Grandparent and child

MPs are calling for the right for children to keep in touch with extended family members (including grandparents) after a family break-up, according to BBC News.

Under current rules, if a parent prevents a grandparent from seeing their grandchild after a separation or divorce, the grandparent has no legal right to see their grandchild. If an informal agreement with the parents cannot be reached, the grandparents may be able to ask the court if they can apply for a court order. This process can be costly and lengthy, not to mention distressing for the children and adults involved.

MPs are calling for the law to be changed to give children the right to have a relationship with close family members after a family break-up. This would include extended family members such as aunts and uncles.

The Ministry of Justice has said it will consider the proposal and last week MPs shared their constituents’ experiences in a parliamentary debate, with one referring to lack of access to their grandchildren as “a kind of living bereavement”.

A Ministry of Justice spokesperson said: "The welfare of a child is the primary consideration for the family courts and steps are taken wherever possible to reduce the impact of family conflict on children when relationships end.

"We will consider any proposals for helping children maintain involvement with grandparents, together with other potential reforms to the family justice system, which are currently being looked at."

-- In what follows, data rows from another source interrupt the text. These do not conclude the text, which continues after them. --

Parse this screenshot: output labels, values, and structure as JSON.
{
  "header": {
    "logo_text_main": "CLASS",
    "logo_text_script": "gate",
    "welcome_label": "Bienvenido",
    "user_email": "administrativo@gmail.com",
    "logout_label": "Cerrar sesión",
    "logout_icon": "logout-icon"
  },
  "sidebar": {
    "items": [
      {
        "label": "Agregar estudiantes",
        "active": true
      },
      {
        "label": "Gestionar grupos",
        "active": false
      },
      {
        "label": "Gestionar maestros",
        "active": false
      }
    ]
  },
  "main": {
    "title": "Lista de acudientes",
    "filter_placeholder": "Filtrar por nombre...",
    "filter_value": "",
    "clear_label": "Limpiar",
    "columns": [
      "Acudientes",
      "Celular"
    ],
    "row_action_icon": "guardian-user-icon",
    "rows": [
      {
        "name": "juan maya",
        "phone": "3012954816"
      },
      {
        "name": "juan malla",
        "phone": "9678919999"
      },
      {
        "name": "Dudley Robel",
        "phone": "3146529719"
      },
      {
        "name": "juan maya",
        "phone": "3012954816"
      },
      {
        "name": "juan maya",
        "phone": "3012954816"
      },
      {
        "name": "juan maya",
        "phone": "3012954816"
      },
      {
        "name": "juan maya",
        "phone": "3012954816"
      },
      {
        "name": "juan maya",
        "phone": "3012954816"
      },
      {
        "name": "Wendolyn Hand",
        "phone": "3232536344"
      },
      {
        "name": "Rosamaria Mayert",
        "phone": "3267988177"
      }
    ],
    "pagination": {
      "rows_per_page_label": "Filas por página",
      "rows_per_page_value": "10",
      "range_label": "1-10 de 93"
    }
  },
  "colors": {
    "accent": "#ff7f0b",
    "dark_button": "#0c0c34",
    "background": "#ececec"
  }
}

Jonathan Eager in our divorce & family law team, commented; “No matter what amendments are made to the Children Act, the important overriding objective is the welfare of the child. This is paramount, and as a result there are occasions when the court process is needed to ensure the safety of the child. If amendments are made that help grandparents without the need for court applications, but also ensures the welfare of the child, then this can only be a good thing to preserve the ‘family unit’.”